**Work order**
Using the listing below, report all lines holding the word "JSON".

======== Extracted records ========

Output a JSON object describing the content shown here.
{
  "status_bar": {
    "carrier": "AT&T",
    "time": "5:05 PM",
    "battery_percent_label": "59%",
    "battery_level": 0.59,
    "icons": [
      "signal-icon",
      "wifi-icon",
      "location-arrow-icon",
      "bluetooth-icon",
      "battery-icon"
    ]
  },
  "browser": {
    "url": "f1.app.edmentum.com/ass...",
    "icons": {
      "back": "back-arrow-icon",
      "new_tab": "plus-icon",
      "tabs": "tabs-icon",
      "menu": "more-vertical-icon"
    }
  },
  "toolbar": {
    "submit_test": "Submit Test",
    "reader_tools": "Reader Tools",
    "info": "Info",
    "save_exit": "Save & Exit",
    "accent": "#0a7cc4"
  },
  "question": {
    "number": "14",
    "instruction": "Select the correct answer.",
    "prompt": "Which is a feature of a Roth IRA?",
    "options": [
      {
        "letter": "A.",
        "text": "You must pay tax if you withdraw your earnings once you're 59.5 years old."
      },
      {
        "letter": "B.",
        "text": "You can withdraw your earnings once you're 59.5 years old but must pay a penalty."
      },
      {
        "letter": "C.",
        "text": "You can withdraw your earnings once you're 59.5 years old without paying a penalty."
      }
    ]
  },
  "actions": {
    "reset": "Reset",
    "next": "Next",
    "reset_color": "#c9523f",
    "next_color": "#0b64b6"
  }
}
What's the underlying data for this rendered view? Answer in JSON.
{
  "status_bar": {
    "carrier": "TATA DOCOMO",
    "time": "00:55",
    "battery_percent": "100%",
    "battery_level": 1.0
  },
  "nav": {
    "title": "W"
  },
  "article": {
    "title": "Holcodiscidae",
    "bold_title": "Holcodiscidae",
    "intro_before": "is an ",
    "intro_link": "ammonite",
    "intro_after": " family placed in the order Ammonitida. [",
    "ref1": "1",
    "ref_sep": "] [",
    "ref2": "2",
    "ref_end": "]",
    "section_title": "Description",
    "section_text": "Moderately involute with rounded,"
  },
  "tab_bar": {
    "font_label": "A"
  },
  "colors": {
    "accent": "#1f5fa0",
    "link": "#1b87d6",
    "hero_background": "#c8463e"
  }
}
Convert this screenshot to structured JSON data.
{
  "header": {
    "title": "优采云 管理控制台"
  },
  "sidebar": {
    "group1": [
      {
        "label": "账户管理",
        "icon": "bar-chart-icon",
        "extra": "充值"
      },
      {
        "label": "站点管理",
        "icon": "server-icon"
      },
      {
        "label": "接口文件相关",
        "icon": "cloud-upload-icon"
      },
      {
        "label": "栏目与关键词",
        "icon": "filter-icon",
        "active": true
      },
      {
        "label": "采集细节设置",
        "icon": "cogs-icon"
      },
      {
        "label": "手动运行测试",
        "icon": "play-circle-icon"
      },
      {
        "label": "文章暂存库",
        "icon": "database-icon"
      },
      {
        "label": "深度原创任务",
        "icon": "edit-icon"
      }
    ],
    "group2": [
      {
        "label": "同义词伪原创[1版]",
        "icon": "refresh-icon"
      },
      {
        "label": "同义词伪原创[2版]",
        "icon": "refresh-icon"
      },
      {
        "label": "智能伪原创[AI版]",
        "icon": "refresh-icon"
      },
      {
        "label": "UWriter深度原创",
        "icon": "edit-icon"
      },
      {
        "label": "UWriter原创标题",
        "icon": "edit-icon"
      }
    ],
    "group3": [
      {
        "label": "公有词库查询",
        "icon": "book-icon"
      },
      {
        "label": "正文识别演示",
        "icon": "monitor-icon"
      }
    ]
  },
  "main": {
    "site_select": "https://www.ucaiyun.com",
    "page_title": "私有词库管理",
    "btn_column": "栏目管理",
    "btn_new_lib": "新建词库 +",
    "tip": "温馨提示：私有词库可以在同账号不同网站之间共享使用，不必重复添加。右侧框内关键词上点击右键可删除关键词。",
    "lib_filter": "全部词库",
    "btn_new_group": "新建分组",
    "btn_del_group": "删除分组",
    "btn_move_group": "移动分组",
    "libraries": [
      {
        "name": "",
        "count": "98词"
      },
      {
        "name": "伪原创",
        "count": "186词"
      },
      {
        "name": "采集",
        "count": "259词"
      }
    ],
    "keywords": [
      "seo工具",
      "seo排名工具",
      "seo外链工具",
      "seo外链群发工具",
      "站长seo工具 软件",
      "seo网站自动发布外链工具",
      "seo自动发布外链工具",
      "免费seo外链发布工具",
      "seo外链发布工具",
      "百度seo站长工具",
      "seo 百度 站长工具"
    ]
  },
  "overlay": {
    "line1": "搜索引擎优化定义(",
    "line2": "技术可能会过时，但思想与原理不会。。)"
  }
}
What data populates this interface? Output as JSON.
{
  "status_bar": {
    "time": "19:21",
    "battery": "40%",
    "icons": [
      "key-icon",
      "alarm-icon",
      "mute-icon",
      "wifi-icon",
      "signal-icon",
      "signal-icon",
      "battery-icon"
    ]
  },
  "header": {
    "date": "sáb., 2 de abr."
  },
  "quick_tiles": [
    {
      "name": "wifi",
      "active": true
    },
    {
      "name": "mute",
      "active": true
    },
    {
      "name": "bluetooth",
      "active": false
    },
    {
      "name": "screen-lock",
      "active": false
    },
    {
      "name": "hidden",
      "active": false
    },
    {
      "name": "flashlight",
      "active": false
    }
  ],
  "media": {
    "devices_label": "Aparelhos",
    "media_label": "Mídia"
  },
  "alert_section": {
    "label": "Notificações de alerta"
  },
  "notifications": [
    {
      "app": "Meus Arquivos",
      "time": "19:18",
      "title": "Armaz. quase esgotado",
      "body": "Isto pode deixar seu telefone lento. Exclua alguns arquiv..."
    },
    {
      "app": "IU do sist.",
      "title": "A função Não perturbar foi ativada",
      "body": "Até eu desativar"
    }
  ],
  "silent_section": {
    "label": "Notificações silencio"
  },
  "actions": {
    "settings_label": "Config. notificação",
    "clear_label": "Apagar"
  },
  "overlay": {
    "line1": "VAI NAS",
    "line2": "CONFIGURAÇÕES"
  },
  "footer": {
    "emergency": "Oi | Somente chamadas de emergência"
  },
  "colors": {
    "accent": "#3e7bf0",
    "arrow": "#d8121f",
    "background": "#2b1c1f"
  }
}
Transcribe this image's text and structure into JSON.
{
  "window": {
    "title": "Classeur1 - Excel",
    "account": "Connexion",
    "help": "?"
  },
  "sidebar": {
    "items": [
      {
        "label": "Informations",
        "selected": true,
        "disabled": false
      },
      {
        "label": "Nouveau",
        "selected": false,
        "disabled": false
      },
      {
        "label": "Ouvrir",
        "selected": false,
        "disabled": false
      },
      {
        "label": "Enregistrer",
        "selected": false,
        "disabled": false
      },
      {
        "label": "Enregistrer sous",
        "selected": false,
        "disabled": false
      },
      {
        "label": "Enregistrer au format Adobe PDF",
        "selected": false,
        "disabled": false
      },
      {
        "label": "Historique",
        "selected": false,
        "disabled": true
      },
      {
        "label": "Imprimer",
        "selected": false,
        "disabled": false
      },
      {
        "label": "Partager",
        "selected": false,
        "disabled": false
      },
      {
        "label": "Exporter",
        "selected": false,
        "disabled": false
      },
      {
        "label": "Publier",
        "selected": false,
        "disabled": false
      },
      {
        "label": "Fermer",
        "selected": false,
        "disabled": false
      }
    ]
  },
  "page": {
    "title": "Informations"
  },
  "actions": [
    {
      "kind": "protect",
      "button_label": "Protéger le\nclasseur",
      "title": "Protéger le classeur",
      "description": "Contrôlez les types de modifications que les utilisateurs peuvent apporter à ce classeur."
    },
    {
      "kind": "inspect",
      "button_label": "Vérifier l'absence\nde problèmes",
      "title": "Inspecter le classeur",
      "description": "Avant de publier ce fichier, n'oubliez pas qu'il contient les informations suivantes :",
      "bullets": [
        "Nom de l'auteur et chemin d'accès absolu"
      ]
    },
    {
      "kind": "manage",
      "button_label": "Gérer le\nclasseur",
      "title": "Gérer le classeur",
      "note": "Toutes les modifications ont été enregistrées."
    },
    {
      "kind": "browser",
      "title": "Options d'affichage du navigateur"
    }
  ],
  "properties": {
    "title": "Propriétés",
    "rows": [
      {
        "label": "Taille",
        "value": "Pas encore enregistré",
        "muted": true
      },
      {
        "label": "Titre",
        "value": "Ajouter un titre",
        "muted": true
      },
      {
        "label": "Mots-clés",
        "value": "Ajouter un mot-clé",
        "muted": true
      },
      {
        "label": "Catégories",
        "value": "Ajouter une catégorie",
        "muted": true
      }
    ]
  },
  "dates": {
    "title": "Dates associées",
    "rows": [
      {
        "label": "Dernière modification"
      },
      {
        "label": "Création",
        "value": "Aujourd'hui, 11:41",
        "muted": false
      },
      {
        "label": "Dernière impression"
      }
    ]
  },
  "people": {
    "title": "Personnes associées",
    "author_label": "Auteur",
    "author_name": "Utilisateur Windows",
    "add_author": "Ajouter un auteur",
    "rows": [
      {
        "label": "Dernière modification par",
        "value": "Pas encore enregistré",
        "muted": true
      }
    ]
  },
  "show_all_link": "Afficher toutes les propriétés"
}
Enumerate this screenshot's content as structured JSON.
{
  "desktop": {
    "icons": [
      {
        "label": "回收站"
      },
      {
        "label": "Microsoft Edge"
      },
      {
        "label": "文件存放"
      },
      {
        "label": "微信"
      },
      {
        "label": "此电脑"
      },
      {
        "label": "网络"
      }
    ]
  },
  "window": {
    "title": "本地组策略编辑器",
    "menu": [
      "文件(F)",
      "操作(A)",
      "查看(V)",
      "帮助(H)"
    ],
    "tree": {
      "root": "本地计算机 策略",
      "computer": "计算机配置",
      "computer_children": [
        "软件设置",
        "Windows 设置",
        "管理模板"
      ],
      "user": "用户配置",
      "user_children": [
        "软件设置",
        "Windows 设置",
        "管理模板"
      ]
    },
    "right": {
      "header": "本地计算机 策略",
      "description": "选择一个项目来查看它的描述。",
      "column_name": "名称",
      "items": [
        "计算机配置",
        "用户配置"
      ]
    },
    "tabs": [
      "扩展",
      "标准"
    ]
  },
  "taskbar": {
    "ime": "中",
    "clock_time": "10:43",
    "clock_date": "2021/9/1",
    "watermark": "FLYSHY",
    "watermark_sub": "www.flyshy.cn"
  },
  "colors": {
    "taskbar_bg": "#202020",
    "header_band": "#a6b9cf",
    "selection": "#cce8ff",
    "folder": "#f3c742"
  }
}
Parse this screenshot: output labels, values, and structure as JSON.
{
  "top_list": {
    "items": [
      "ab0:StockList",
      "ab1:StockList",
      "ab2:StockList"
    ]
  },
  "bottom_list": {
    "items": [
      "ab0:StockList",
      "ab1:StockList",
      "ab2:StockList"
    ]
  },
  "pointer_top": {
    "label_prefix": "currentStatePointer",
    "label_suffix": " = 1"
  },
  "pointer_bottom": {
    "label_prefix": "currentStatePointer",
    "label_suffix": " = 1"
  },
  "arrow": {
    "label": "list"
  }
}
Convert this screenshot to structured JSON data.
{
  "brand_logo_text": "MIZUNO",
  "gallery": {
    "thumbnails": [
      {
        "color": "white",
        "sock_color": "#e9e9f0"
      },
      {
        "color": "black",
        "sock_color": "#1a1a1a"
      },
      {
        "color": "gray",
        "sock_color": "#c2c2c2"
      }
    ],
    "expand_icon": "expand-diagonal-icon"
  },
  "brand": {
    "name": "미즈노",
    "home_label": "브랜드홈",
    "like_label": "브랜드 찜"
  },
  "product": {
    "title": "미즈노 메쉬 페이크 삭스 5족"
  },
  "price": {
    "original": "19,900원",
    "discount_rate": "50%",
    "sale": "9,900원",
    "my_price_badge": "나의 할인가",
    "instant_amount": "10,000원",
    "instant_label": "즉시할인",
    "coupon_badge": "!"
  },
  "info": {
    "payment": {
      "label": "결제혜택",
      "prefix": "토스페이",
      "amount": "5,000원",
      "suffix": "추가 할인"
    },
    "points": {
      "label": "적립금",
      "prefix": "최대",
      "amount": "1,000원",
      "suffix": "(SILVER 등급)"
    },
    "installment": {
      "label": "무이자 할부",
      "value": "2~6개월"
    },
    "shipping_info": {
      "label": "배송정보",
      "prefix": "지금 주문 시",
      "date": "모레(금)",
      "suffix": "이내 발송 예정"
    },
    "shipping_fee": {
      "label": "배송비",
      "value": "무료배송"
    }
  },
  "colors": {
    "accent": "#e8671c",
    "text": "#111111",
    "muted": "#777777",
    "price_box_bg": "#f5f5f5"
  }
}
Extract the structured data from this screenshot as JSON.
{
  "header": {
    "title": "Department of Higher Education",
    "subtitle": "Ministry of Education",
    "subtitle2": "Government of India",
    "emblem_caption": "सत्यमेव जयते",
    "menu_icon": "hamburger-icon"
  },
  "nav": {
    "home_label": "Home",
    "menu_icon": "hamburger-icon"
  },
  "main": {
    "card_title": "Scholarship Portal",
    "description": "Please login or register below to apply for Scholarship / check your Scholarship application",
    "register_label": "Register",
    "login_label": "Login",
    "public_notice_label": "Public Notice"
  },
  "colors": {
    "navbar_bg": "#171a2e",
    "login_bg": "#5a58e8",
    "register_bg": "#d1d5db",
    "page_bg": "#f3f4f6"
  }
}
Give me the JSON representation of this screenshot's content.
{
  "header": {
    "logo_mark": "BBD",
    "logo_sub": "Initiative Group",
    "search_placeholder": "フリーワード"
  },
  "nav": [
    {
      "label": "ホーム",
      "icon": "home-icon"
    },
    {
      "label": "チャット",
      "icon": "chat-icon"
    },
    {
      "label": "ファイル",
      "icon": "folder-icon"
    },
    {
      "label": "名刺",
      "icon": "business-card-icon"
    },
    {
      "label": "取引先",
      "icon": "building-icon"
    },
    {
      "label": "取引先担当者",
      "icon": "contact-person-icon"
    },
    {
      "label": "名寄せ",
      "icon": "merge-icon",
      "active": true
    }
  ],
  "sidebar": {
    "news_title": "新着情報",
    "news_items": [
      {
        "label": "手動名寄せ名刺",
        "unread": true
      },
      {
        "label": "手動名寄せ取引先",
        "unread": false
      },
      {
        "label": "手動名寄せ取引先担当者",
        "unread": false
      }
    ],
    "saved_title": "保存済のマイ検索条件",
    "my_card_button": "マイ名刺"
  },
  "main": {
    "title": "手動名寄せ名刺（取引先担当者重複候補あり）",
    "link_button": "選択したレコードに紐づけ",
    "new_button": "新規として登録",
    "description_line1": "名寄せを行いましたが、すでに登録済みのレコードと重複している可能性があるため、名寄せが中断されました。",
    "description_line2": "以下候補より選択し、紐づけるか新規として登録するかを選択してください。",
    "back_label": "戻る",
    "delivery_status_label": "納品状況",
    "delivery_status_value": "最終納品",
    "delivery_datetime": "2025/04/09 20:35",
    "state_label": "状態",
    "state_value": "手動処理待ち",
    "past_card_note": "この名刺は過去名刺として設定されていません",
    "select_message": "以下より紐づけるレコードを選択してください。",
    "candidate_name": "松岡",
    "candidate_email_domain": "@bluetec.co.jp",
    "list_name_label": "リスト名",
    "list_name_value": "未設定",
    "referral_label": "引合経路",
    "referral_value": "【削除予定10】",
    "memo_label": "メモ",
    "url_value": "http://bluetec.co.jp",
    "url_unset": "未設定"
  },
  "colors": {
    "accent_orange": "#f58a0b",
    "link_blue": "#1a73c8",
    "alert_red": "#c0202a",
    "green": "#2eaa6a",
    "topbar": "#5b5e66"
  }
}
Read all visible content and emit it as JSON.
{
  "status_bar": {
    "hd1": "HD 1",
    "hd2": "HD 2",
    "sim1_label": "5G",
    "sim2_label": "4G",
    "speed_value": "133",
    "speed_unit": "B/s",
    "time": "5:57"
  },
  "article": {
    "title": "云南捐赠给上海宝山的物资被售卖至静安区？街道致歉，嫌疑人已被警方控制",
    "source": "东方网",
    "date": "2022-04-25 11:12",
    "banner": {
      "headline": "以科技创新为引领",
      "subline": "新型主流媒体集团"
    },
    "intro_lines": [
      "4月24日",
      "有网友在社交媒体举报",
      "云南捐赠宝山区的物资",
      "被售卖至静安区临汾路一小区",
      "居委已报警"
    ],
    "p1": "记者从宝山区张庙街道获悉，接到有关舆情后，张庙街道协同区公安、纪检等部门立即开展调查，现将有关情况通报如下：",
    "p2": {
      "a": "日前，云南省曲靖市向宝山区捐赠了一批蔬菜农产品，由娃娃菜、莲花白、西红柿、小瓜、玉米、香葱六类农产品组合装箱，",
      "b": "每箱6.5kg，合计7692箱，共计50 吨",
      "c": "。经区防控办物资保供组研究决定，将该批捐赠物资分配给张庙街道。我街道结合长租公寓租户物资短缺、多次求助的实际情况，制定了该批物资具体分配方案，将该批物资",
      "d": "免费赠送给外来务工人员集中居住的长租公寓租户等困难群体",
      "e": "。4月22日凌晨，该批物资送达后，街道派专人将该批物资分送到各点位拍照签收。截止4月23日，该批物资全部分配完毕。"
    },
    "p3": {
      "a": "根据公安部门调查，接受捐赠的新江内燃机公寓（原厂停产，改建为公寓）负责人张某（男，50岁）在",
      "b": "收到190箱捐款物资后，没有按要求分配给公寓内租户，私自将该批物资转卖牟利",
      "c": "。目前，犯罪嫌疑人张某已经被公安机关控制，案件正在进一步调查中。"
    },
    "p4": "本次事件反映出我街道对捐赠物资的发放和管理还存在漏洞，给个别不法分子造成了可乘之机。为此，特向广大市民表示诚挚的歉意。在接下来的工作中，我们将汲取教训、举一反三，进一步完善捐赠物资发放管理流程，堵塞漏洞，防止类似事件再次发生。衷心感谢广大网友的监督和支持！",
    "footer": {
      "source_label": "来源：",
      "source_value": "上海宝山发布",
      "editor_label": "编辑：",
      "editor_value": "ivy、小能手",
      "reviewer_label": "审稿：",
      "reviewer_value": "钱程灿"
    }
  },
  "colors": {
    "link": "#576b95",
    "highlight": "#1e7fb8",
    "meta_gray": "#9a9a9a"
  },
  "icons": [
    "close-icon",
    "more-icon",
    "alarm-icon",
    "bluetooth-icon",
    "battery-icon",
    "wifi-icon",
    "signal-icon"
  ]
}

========

**Result of this task**
Output a JSON object describing the content shown here.
What's the underlying data for this rendered view? Answer in JSON.
Convert this screenshot to structured JSON data.
What data populates this interface? Output as JSON.
Transcribe this image's text and structure into JSON.
Enumerate this screenshot's content as structured JSON.
Parse this screenshot: output labels, values, and structure as JSON.
Convert this screenshot to structured JSON data.
Extract the structured data from this screenshot as JSON.
Give me the JSON representation of this screenshot's content.
Read all visible content and emit it as JSON.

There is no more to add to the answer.